We knew that the dead vaccines gave no certain anti-infectious immunity, but a very reliable anti-toxoid immunity. Therefore, on the basis of this letter, one can explain the experimental plans by considering that the 150 persons were to be treated with this new vaccine, whereas the parallel group was to be treated with a number of old vaccines, of which it was known already that their effectiveness was only limited. If in such an experimental series he was carrying out subsequent infection with virulent viruses the following was to be expected: No illnesses, or very few illnesses in this group which were treated with vaccine from living avirulent viruses. On the other hand illnesses in the non attenuated form as they according to experience so far when using dead viruses, that is exactly what is contained in this letter by Haagen to Hirt. As I said before, this is merely an assumption and it is quite possible Haagen intended something different. This is not the only possibility.
Q Did Haagen report this experimental plan to the Medical Inspectorate of the Luftwaffe?
A No, he neither reported this experimental plan, nor any other experimental plan.
Q Haagen is expressly speaking of one group that was not vaccinated?
A That is correct. It says so here, but in the case of his letters one has to take into consideration he is addressing laymen. He is obviously answering a. question which was put to him, namely, whether illness could occur, namely and that meant, of course, a deficiency in labor, that he uses the expression "non vaccinated group" towards the laymen in order to designate the parallel group which has only an anti-toxoid immunity is quite imaginable. On the other hand, it is not imaginable that he did not mention the possibility of fatalities as it would have been unavoidable if he was actually infecting persons who were not at all protected.
Q How could Mr. Haagen plan or carry out any such experiments without the knowledge of approval of the Medical Inspectorate of the Luftwaffe? He was an Oberstabsarzt of the Reserve of the Luftwaffe and consulting Hygienist with the Air Fleet Reich?

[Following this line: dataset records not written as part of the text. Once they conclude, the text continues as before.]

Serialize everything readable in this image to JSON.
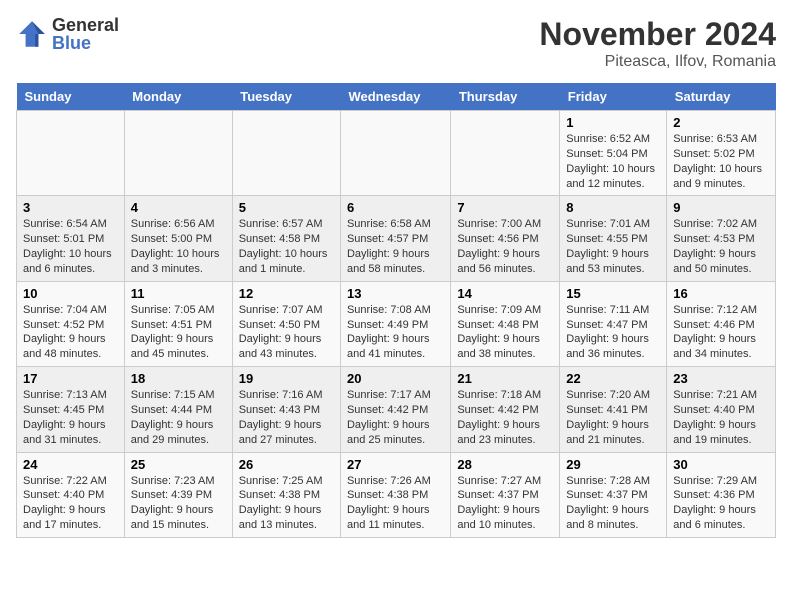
{
  "header": {
    "logo_general": "General",
    "logo_blue": "Blue",
    "month_title": "November 2024",
    "location": "Piteasca, Ilfov, Romania"
  },
  "weekdays": [
    "Sunday",
    "Monday",
    "Tuesday",
    "Wednesday",
    "Thursday",
    "Friday",
    "Saturday"
  ],
  "weeks": [
    [
      {
        "day": "",
        "info": ""
      },
      {
        "day": "",
        "info": ""
      },
      {
        "day": "",
        "info": ""
      },
      {
        "day": "",
        "info": ""
      },
      {
        "day": "",
        "info": ""
      },
      {
        "day": "1",
        "info": "Sunrise: 6:52 AM\nSunset: 5:04 PM\nDaylight: 10 hours and 12 minutes."
      },
      {
        "day": "2",
        "info": "Sunrise: 6:53 AM\nSunset: 5:02 PM\nDaylight: 10 hours and 9 minutes."
      }
    ],
    [
      {
        "day": "3",
        "info": "Sunrise: 6:54 AM\nSunset: 5:01 PM\nDaylight: 10 hours and 6 minutes."
      },
      {
        "day": "4",
        "info": "Sunrise: 6:56 AM\nSunset: 5:00 PM\nDaylight: 10 hours and 3 minutes."
      },
      {
        "day": "5",
        "info": "Sunrise: 6:57 AM\nSunset: 4:58 PM\nDaylight: 10 hours and 1 minute."
      },
      {
        "day": "6",
        "info": "Sunrise: 6:58 AM\nSunset: 4:57 PM\nDaylight: 9 hours and 58 minutes."
      },
      {
        "day": "7",
        "info": "Sunrise: 7:00 AM\nSunset: 4:56 PM\nDaylight: 9 hours and 56 minutes."
      },
      {
        "day": "8",
        "info": "Sunrise: 7:01 AM\nSunset: 4:55 PM\nDaylight: 9 hours and 53 minutes."
      },
      {
        "day": "9",
        "info": "Sunrise: 7:02 AM\nSunset: 4:53 PM\nDaylight: 9 hours and 50 minutes."
      }
    ],
    [
      {
        "day": "10",
        "info": "Sunrise: 7:04 AM\nSunset: 4:52 PM\nDaylight: 9 hours and 48 minutes."
      },
      {
        "day": "11",
        "info": "Sunrise: 7:05 AM\nSunset: 4:51 PM\nDaylight: 9 hours and 45 minutes."
      },
      {
        "day": "12",
        "info": "Sunrise: 7:07 AM\nSunset: 4:50 PM\nDaylight: 9 hours and 43 minutes."
      },
      {
        "day": "13",
        "info": "Sunrise: 7:08 AM\nSunset: 4:49 PM\nDaylight: 9 hours and 41 minutes."
      },
      {
        "day": "14",
        "info": "Sunrise: 7:09 AM\nSunset: 4:48 PM\nDaylight: 9 hours and 38 minutes."
      },
      {
        "day": "15",
        "info": "Sunrise: 7:11 AM\nSunset: 4:47 PM\nDaylight: 9 hours and 36 minutes."
      },
      {
        "day": "16",
        "info": "Sunrise: 7:12 AM\nSunset: 4:46 PM\nDaylight: 9 hours and 34 minutes."
      }
    ],
    [
      {
        "day": "17",
        "info": "Sunrise: 7:13 AM\nSunset: 4:45 PM\nDaylight: 9 hours and 31 minutes."
      },
      {
        "day": "18",
        "info": "Sunrise: 7:15 AM\nSunset: 4:44 PM\nDaylight: 9 hours and 29 minutes."
      },
      {
        "day": "19",
        "info": "Sunrise: 7:16 AM\nSunset: 4:43 PM\nDaylight: 9 hours and 27 minutes."
      },
      {
        "day": "20",
        "info": "Sunrise: 7:17 AM\nSunset: 4:42 PM\nDaylight: 9 hours and 25 minutes."
      },
      {
        "day": "21",
        "info": "Sunrise: 7:18 AM\nSunset: 4:42 PM\nDaylight: 9 hours and 23 minutes."
      },
      {
        "day": "22",
        "info": "Sunrise: 7:20 AM\nSunset: 4:41 PM\nDaylight: 9 hours and 21 minutes."
      },
      {
        "day": "23",
        "info": "Sunrise: 7:21 AM\nSunset: 4:40 PM\nDaylight: 9 hours and 19 minutes."
      }
    ],
    [
      {
        "day": "24",
        "info": "Sunrise: 7:22 AM\nSunset: 4:40 PM\nDaylight: 9 hours and 17 minutes."
      },
      {
        "day": "25",
        "info": "Sunrise: 7:23 AM\nSunset: 4:39 PM\nDaylight: 9 hours and 15 minutes."
      },
      {
        "day": "26",
        "info": "Sunrise: 7:25 AM\nSunset: 4:38 PM\nDaylight: 9 hours and 13 minutes."
      },
      {
        "day": "27",
        "info": "Sunrise: 7:26 AM\nSunset: 4:38 PM\nDaylight: 9 hours and 11 minutes."
      },
      {
        "day": "28",
        "info": "Sunrise: 7:27 AM\nSunset: 4:37 PM\nDaylight: 9 hours and 10 minutes."
      },
      {
        "day": "29",
        "info": "Sunrise: 7:28 AM\nSunset: 4:37 PM\nDaylight: 9 hours and 8 minutes."
      },
      {
        "day": "30",
        "info": "Sunrise: 7:29 AM\nSunset: 4:36 PM\nDaylight: 9 hours and 6 minutes."
      }
    ]
  ]
}
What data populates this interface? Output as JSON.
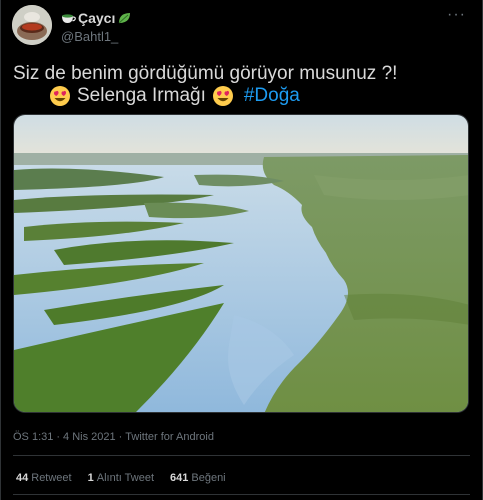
{
  "author": {
    "display_name": "Çaycı",
    "handle": "@Bahtl1_"
  },
  "tweet": {
    "line1": "Siz de benim gördüğümü görüyor musunuz ?!",
    "line2_text": "Selenga Irmağı",
    "hashtag": "#Doğa"
  },
  "meta": {
    "time": "ÖS 1:31",
    "date": "4 Nis 2021",
    "source": "Twitter for Android"
  },
  "stats": {
    "retweets_count": "44",
    "retweets_label": "Retweet",
    "quotes_count": "1",
    "quotes_label": "Alıntı Tweet",
    "likes_count": "641",
    "likes_label": "Beğeni"
  },
  "colors": {
    "background": "#000000",
    "text": "#d9d9d9",
    "muted": "#6e767d",
    "link": "#1d9bf0",
    "border": "#2f3336"
  },
  "icons": [
    "tea-cup-icon",
    "leaf-icon",
    "heart-eyes-emoji",
    "more-options-icon"
  ]
}
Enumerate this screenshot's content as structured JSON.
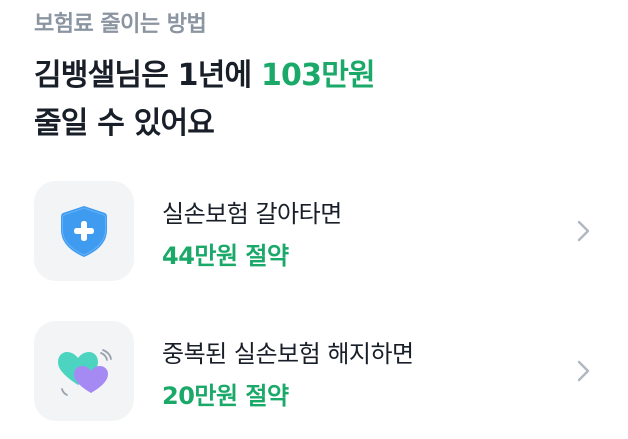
{
  "section_label": "보험료 줄이는 방법",
  "headline": {
    "line1_prefix": "김뱅샐님은 1년에 ",
    "line1_amount": "103만원",
    "line2": "줄일 수 있어요"
  },
  "items": [
    {
      "icon": "shield-plus-icon",
      "title": "실손보험 갈아타면",
      "saving": "44만원 절약"
    },
    {
      "icon": "hearts-icon",
      "title": "중복된 실손보험 해지하면",
      "saving": "20만원 절약"
    }
  ],
  "colors": {
    "accent": "#1ba96a",
    "muted": "#8b95a1",
    "text": "#191f28",
    "icon_box": "#f2f4f6",
    "shield": "#3f9bf0",
    "heart_teal": "#4dd4c0",
    "heart_purple": "#a48af2"
  }
}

A Yesterday, I have explained the double position of Haagen in detail and I naturally wouldn't want to repeat that now, but I would merely like to point cut a number of facts which were not mentioned yesterday. Haagen, for instance, as an air force officer, could not have been in a position to obtain assignments from the Reich Research Council without the permission of his superiors. No air force officer could carry cut independent negotiations with the Reichsfuehrer SS or any other SS agency, in particular, not at all about his Luftwaffe activities. The director of the Hygienic University Institute on the other hand was in a position to do that, and the files and documents show clearly that Or. Haagen made full use of his independence as a University Professor. He received monies for the direction and the building of his institute from numerous agencies which really are not inter-connected at all.